Include outside historical references that support your arguments in the DBQ or long essay questions. Even though you’re given seven sources to use as evidence in the DBQ, making additional outside connections will show that you’ve really mastered the material. Just remember to be careful with using outside information. Don’t fact-vomit all over the essay with everything you've ever learned about a topic. Structure your thoughts so that any outside information relates directly to the main argument of your essay.
Always build sturdy conceptual bridges between tidbits of outside knowledge and the main argument of your essay.
The practice tests in this article should serve as helpful resources for you in preparation for the AP exam and any in-class assessments. Remember, official College Board questions are the highest quality practice materials, so use them wisely. Try to save most of the official practice resources for when you're closer to the AP test. You can use unofficial materials throughout the year to brush up on your memory of specific topics in the course.
To recap, the overall study tips I recommend for AP US History are:
- Tip #1: Read Excerpts Carefully, and Look for Direct Evidence
- Tip #2: Practice Planning Out Your Essays
- Tip #3: Get Comfortable with the Document-Based Question
- Tip #4: Use Background Information, but Don't Overuse It
With these tips in mind, you can take full advantage of the practice materials, become a master of US History, and show the AP test who's boss!
Are you missing some of your notes from class? This article has links to great notes for AP US History that will give you tons of information on every topic in the course.
How do you know whether your practice test results are equivalent to a high or low AP score? Learn more about how AP tests are scored.
Think you might take the SAT Subject Test for US History in addition to the AP test? Check out our complete study guide for the US History SAT II.
Want to improve your SAT score by 160 points or your ACT score by 4 points? We've written a guide for each test about the top 5 strategies you must be using to have a shot at improving your score. Download it for free now:
Show MoreBy the time the American colonists had reached the point of a revolution, there was a good sense of identity and unity between them. It took a great deal of time and effort by the men leading the country to get the colonists to attain colonial unity and suspicion and envy slowed colonial unity. These road blocks were removed when the colonies were forced to fight and work alongside each other for their rights.
The struggle for colonial unity was a battle of great importance for the survival of American freedoms. The poster “Join or Die”, published in 1754, in the Pennsylvania Gazette, was the work of Ben Franklin and was created during the French and Indian War (Document A). It was used to show the importance of colonial unity when the…show more content…
The colonists even went as far as pledging their loyalty by sending the Olive Branch Petition to King George III in 1775. When the peace offering was rejected, many colonists wanted independence in order to save the rights they believed were theirs. Richard Henry Lee wrote to Arthur Lee In 1774 saying that “…N. America is now firmly united and as firmly resolved to defend their liberties ad infinitum against every power on earth that may attempt to take them away “(Document C).

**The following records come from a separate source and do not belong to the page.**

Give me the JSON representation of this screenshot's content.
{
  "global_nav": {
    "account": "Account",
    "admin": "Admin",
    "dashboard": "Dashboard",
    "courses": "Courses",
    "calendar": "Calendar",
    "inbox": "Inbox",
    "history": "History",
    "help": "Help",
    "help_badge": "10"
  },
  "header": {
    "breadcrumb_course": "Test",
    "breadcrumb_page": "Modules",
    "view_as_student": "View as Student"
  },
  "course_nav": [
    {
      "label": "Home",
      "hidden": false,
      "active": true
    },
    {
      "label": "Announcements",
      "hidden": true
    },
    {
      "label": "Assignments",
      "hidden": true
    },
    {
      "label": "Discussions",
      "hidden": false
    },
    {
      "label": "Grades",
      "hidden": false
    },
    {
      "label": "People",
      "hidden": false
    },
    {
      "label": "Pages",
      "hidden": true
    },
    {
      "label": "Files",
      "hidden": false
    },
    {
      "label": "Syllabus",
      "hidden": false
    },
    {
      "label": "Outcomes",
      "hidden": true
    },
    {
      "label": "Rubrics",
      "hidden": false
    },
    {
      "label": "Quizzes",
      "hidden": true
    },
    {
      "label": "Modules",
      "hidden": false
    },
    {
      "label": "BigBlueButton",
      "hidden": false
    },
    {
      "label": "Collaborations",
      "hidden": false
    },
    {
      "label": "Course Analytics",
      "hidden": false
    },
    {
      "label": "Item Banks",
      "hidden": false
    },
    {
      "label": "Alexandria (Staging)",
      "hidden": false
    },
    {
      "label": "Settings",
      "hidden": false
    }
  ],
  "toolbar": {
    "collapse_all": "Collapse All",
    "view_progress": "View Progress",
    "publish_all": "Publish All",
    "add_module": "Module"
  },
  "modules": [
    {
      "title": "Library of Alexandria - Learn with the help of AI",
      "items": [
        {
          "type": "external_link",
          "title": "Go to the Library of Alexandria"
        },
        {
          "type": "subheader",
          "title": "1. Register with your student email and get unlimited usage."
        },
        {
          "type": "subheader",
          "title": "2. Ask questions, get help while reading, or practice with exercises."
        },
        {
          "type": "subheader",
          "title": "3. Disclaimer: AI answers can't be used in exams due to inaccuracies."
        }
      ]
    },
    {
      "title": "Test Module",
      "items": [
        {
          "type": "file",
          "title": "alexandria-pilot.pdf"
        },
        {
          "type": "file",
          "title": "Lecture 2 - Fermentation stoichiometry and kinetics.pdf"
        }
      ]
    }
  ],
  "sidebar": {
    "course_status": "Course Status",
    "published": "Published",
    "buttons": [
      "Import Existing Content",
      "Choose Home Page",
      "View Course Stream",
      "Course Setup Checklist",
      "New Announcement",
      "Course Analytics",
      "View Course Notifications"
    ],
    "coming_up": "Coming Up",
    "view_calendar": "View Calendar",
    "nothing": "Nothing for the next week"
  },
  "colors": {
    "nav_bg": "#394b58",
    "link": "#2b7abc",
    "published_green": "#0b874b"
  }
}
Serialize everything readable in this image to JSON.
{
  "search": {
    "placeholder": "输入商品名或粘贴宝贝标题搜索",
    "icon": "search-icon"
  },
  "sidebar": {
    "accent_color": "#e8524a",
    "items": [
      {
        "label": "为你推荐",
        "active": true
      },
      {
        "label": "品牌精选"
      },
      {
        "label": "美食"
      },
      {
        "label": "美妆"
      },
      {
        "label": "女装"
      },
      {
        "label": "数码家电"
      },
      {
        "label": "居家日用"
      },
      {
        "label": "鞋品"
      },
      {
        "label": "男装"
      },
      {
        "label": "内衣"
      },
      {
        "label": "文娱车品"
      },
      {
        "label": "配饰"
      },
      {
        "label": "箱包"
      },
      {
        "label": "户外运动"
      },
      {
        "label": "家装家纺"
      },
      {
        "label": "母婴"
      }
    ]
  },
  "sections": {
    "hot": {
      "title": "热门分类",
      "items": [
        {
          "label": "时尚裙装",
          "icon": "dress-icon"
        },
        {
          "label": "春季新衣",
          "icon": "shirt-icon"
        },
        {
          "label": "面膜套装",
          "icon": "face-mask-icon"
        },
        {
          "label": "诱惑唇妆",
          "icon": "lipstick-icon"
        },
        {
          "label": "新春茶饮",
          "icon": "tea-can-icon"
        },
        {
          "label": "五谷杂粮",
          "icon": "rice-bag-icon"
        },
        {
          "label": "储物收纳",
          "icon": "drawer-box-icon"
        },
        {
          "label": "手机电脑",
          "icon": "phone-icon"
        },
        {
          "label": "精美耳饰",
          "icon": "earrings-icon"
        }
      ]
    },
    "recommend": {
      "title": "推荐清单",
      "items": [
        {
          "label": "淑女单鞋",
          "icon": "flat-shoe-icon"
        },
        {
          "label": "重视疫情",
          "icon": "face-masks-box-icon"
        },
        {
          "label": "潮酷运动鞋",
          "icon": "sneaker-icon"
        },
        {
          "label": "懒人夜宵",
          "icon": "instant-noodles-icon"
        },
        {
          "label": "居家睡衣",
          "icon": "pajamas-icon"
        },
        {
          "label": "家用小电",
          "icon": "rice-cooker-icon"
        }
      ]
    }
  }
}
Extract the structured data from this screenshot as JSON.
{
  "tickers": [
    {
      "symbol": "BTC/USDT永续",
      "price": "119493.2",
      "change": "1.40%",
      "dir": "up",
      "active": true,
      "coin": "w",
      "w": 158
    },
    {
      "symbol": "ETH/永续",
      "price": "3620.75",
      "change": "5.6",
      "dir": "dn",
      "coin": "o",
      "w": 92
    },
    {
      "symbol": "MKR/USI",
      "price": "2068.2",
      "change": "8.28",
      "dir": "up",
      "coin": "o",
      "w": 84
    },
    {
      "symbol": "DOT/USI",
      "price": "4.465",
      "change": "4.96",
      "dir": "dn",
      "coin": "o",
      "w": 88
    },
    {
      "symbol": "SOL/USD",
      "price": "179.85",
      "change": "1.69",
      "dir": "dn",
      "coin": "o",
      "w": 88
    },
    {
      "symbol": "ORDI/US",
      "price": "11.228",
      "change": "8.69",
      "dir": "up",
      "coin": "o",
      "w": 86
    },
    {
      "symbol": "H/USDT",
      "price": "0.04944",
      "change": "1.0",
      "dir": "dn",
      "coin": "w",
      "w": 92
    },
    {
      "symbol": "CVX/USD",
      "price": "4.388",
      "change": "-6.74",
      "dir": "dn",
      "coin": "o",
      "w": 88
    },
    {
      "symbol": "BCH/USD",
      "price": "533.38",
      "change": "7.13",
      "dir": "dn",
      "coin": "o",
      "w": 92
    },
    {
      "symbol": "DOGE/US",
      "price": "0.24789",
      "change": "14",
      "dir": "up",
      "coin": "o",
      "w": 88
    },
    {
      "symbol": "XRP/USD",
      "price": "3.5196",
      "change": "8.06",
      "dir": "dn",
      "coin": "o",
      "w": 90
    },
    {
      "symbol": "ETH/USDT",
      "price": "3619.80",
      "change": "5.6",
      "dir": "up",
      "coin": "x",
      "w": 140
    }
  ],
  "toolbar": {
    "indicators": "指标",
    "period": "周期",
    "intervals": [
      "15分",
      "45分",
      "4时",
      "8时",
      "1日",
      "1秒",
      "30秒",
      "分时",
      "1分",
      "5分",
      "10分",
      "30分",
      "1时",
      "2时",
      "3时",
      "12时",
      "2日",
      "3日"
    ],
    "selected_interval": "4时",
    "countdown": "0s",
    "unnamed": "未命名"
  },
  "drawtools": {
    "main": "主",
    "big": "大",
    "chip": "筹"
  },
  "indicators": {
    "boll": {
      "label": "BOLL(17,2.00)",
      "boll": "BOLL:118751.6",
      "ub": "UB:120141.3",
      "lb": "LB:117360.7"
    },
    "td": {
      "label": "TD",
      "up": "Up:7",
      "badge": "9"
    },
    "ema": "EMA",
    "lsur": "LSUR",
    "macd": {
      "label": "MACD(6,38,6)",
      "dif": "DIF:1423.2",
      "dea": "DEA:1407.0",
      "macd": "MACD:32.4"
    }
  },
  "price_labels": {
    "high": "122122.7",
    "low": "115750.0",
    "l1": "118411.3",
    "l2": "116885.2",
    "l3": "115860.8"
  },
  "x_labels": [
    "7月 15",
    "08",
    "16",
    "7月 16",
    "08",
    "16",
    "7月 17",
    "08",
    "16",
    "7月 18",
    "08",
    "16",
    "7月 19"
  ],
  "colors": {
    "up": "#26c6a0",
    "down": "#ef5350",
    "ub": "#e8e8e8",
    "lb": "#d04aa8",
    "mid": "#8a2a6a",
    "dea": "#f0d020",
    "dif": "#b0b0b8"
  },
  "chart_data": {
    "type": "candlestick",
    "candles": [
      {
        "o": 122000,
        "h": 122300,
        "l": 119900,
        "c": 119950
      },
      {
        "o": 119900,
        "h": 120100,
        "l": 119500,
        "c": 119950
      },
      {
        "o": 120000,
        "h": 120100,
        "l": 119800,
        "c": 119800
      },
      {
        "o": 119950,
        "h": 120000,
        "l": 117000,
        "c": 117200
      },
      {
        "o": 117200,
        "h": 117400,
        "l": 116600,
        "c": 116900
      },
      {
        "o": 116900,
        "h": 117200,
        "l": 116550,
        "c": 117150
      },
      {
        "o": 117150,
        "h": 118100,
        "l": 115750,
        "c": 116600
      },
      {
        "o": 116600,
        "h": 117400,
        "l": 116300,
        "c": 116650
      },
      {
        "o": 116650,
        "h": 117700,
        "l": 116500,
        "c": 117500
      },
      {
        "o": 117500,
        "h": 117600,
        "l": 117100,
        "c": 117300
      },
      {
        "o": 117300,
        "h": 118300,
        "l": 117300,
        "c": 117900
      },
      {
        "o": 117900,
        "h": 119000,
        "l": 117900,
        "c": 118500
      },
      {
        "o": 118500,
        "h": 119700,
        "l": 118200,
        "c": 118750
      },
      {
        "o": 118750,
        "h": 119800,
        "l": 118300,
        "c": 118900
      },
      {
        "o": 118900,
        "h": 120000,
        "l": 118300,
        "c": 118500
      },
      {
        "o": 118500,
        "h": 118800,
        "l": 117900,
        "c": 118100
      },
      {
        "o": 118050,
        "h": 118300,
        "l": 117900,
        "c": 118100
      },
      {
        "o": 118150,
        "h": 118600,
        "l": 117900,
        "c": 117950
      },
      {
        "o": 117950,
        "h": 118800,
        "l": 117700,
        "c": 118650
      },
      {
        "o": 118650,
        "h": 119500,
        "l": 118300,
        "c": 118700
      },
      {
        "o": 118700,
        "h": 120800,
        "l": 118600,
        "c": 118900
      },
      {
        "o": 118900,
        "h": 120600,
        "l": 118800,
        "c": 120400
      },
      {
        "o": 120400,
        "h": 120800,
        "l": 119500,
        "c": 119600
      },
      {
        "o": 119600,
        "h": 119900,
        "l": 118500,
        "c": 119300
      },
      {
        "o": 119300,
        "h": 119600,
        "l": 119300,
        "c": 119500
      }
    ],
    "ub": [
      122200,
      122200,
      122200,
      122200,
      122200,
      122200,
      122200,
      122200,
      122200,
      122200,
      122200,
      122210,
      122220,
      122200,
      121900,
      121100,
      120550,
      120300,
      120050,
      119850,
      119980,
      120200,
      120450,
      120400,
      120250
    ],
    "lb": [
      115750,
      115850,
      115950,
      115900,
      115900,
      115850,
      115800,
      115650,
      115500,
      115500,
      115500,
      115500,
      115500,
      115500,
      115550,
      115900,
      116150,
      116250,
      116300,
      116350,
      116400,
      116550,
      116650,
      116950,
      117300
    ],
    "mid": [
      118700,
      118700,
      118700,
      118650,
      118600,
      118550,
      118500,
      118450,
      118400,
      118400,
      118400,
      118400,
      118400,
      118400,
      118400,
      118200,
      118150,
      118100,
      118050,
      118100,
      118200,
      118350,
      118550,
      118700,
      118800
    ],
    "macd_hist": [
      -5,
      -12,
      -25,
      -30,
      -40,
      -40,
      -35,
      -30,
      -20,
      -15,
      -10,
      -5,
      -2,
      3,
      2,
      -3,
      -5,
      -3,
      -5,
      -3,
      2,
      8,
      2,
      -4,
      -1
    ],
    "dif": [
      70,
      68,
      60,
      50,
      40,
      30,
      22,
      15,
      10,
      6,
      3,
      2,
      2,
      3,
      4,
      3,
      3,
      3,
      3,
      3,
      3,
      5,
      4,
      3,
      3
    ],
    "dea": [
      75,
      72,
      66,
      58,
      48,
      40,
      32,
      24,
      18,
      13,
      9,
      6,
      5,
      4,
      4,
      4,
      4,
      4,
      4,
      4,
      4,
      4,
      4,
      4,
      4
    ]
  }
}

Another thing that helped the American colonists to develop a sense of identity was that face that they were 3,000 miles away from the British. The British allowed the American colonies much more freedom than other colonies because of the great distance. This leniency in ruling led the colonists to start to form their own local governments and to work together. This gave them a totally unique identity. Edmond Burke, a member of the House of Commons, wrote in 1766 that “The eternal Barriers of Nature forbid that the colonies should be blended or coalesce into the Mass…of this Kingdom.” (Document B). The American colonists grew used to this leniency so when the British began to actually start enforcing laws and placing taxes on the colonies the people became greatly distraught, further separating themselves from the British.
Many different aspects of the American colonists set themselves apart from the British.
Distance as well as years of relaxed rule and a huge cultural